Exercise aim: Would you give the listing again exactly, without its images?
=== Section Start ===
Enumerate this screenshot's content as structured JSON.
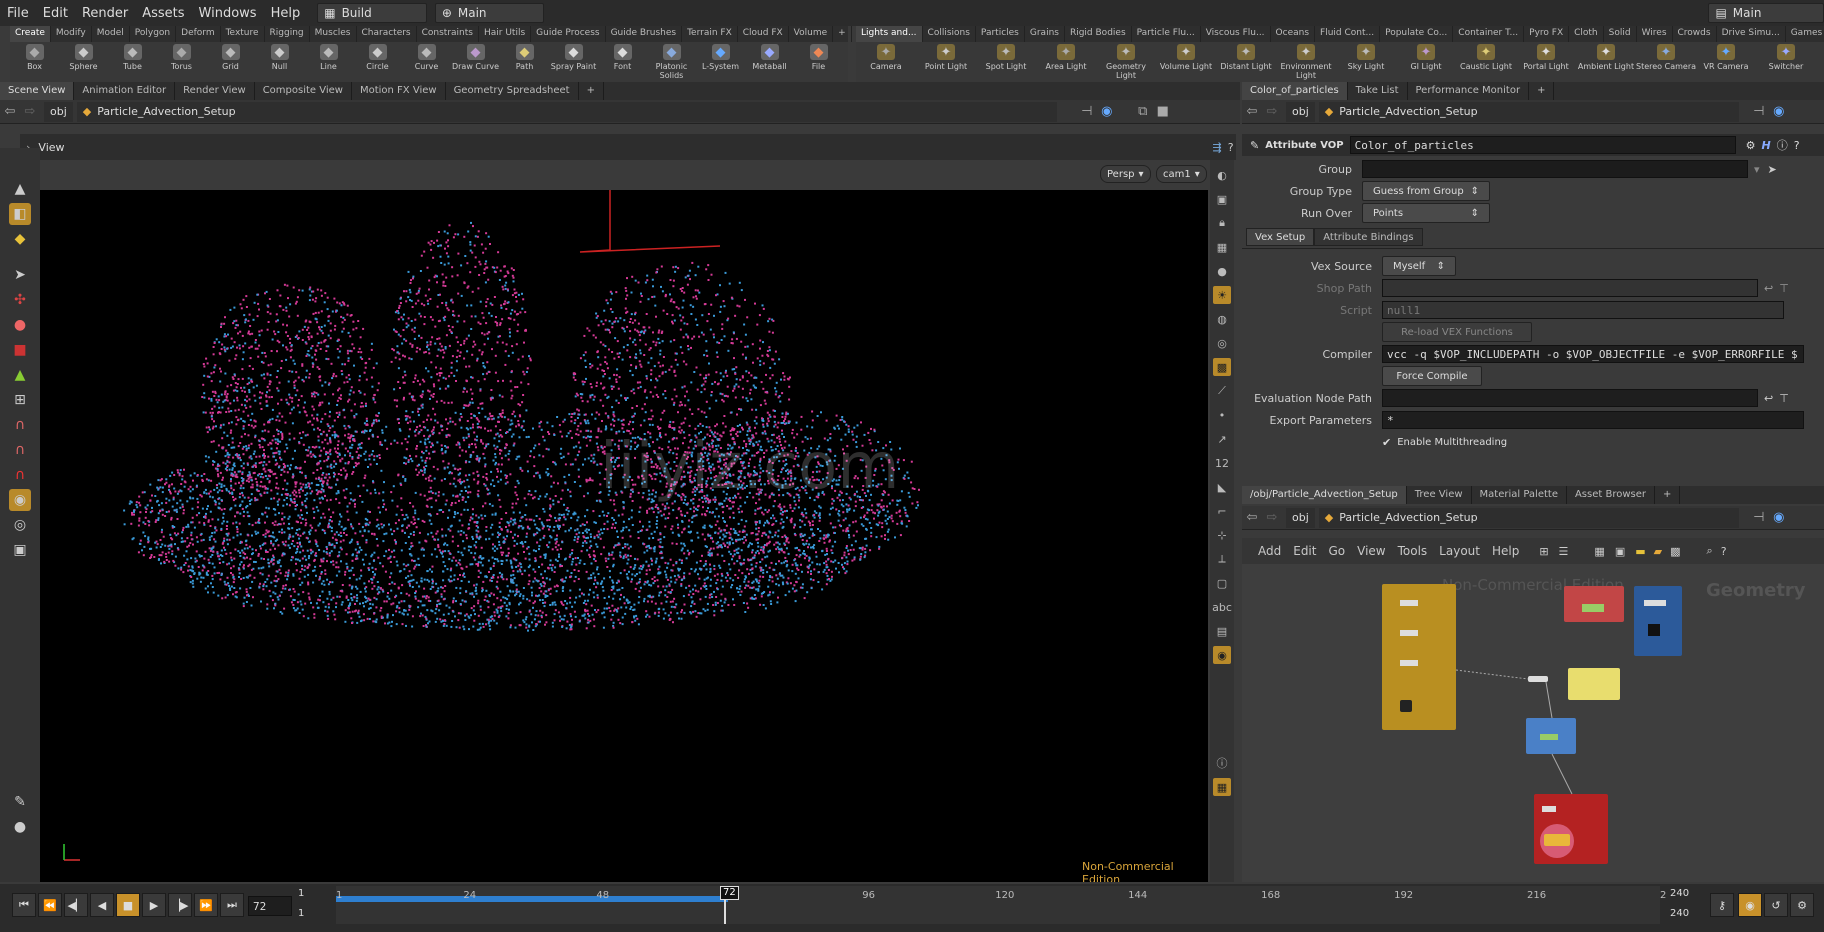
{
  "menubar": {
    "items": [
      "File",
      "Edit",
      "Render",
      "Assets",
      "Windows",
      "Help"
    ],
    "desktop": "Build",
    "desktop_main": "Main",
    "right_main": "Main"
  },
  "shelf_left": {
    "tabs": [
      "Create",
      "Modify",
      "Model",
      "Polygon",
      "Deform",
      "Texture",
      "Rigging",
      "Muscles",
      "Characters",
      "Constraints",
      "Hair Utils",
      "Guide Process",
      "Guide Brushes",
      "Terrain FX",
      "Cloud FX",
      "Volume"
    ],
    "tools": [
      "Box",
      "Sphere",
      "Tube",
      "Torus",
      "Grid",
      "Null",
      "Line",
      "Circle",
      "Curve",
      "Draw Curve",
      "Path",
      "Spray Paint",
      "Font",
      "Platonic Solids",
      "L-System",
      "Metaball",
      "File"
    ]
  },
  "shelf_right": {
    "tabs": [
      "Lights and...",
      "Collisions",
      "Particles",
      "Grains",
      "Rigid Bodies",
      "Particle Flu...",
      "Viscous Flu...",
      "Oceans",
      "Fluid Cont...",
      "Populate Co...",
      "Container T...",
      "Pyro FX",
      "Cloth",
      "Solid",
      "Wires",
      "Crowds",
      "Drive Simu...",
      "Games"
    ],
    "tools": [
      "Camera",
      "Point Light",
      "Spot Light",
      "Area Light",
      "Geometry Light",
      "Volume Light",
      "Distant Light",
      "Environment Light",
      "Sky Light",
      "GI Light",
      "Caustic Light",
      "Portal Light",
      "Ambient Light",
      "Stereo Camera",
      "VR Camera",
      "Switcher"
    ]
  },
  "left_pane": {
    "tabs": [
      "Scene View",
      "Animation Editor",
      "Render View",
      "Composite View",
      "Motion FX View",
      "Geometry Spreadsheet"
    ],
    "path_obj": "obj",
    "path_node": "Particle_Advection_Setup",
    "view_label": "View",
    "persp": "Persp",
    "cam": "cam1",
    "watermark": "Non-Commercial Edition",
    "overlay_text": "iiiyiz.com"
  },
  "params": {
    "tabs": [
      "Color_of_particles",
      "Take List",
      "Performance Monitor"
    ],
    "path_obj": "obj",
    "path_node": "Particle_Advection_Setup",
    "op_type": "Attribute VOP",
    "op_name": "Color_of_particles",
    "group_label": "Group",
    "group_type_label": "Group Type",
    "group_type": "Guess from Group",
    "run_over_label": "Run Over",
    "run_over": "Points",
    "subtabs": [
      "Vex Setup",
      "Attribute Bindings"
    ],
    "vex_source_label": "Vex Source",
    "vex_source": "Myself",
    "shop_path_label": "Shop Path",
    "script_label": "Script",
    "script_value": "null1",
    "reload_btn": "Re-load VEX Functions",
    "compiler_label": "Compiler",
    "compiler": "vcc -q $VOP_INCLUDEPATH -o $VOP_OBJECTFILE -e $VOP_ERRORFILE $",
    "force_compile": "Force Compile",
    "eval_path_label": "Evaluation Node Path",
    "export_label": "Export Parameters",
    "export_value": "*",
    "multithread": "Enable Multithreading"
  },
  "network": {
    "tabs": [
      "/obj/Particle_Advection_Setup",
      "Tree View",
      "Material Palette",
      "Asset Browser"
    ],
    "path_obj": "obj",
    "path_node": "Particle_Advection_Setup",
    "menu": [
      "Add",
      "Edit",
      "Go",
      "View",
      "Tools",
      "Layout",
      "Help"
    ],
    "watermark": "Non-Commercial Edition",
    "context": "Geometry"
  },
  "timeline": {
    "frame": "72",
    "start": "1",
    "start2": "1",
    "end": "240",
    "end2": "240",
    "ticks": [
      "1",
      "24",
      "48",
      "72",
      "96",
      "120",
      "144",
      "168",
      "192",
      "216",
      "2"
    ],
    "current": "72"
  }
}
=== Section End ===
Solution:
Enumerate this screenshot's content as structured JSON.
{
  "menubar": {
    "items": [
      "File",
      "Edit",
      "Render",
      "Assets",
      "Windows",
      "Help"
    ],
    "desktop": "Build",
    "desktop_main": "Main",
    "right_main": "Main"
  },
  "shelf_left": {
    "tabs": [
      "Create",
      "Modify",
      "Model",
      "Polygon",
      "Deform",
      "Texture",
      "Rigging",
      "Muscles",
      "Characters",
      "Constraints",
      "Hair Utils",
      "Guide Process",
      "Guide Brushes",
      "Terrain FX",
      "Cloud FX",
      "Volume"
    ],
    "tools": [
      "Box",
      "Sphere",
      "Tube",
      "Torus",
      "Grid",
      "Null",
      "Line",
      "Circle",
      "Curve",
      "Draw Curve",
      "Path",
      "Spray Paint",
      "Font",
      "Platonic Solids",
      "L-System",
      "Metaball",
      "File"
    ]
  },
  "shelf_right": {
    "tabs": [
      "Lights and...",
      "Collisions",
      "Particles",
      "Grains",
      "Rigid Bodies",
      "Particle Flu...",
      "Viscous Flu...",
      "Oceans",
      "Fluid Cont...",
      "Populate Co...",
      "Container T...",
      "Pyro FX",
      "Cloth",
      "Solid",
      "Wires",
      "Crowds",
      "Drive Simu...",
      "Games"
    ],
    "tools": [
      "Camera",
      "Point Light",
      "Spot Light",
      "Area Light",
      "Geometry Light",
      "Volume Light",
      "Distant Light",
      "Environment Light",
      "Sky Light",
      "GI Light",
      "Caustic Light",
      "Portal Light",
      "Ambient Light",
      "Stereo Camera",
      "VR Camera",
      "Switcher"
    ]
  },
  "left_pane": {
    "tabs": [
      "Scene View",
      "Animation Editor",
      "Render View",
      "Composite View",
      "Motion FX View",
      "Geometry Spreadsheet"
    ],
    "path_obj": "obj",
    "path_node": "Particle_Advection_Setup",
    "view_label": "View",
    "persp": "Persp",
    "cam": "cam1",
    "watermark": "Non-Commercial Edition",
    "overlay_text": "iiiyiz.com"
  },
  "params": {
    "tabs": [
      "Color_of_particles",
      "Take List",
      "Performance Monitor"
    ],
    "path_obj": "obj",
    "path_node": "Particle_Advection_Setup",
    "op_type": "Attribute VOP",
    "op_name": "Color_of_particles",
    "group_label": "Group",
    "group_type_label": "Group Type",
    "group_type": "Guess from Group",
    "run_over_label": "Run Over",
    "run_over": "Points",
    "subtabs": [
      "Vex Setup",
      "Attribute Bindings"
    ],
    "vex_source_label": "Vex Source",
    "vex_source": "Myself",
    "shop_path_label": "Shop Path",
    "script_label": "Script",
    "script_value": "null1",
    "reload_btn": "Re-load VEX Functions",
    "compiler_label": "Compiler",
    "compiler": "vcc -q $VOP_INCLUDEPATH -o $VOP_OBJECTFILE -e $VOP_ERRORFILE $",
    "force_compile": "Force Compile",
    "eval_path_label": "Evaluation Node Path",
    "export_label": "Export Parameters",
    "export_value": "*",
    "multithread": "Enable Multithreading"
  },
  "network": {
    "tabs": [
      "/obj/Particle_Advection_Setup",
      "Tree View",
      "Material Palette",
      "Asset Browser"
    ],
    "path_obj": "obj",
    "path_node": "Particle_Advection_Setup",
    "menu": [
      "Add",
      "Edit",
      "Go",
      "View",
      "Tools",
      "Layout",
      "Help"
    ],
    "watermark": "Non-Commercial Edition",
    "context": "Geometry"
  },
  "timeline": {
    "frame": "72",
    "start": "1",
    "start2": "1",
    "end": "240",
    "end2": "240",
    "ticks": [
      "1",
      "24",
      "48",
      "72",
      "96",
      "120",
      "144",
      "168",
      "192",
      "216",
      "2"
    ],
    "current": "72"
  }
}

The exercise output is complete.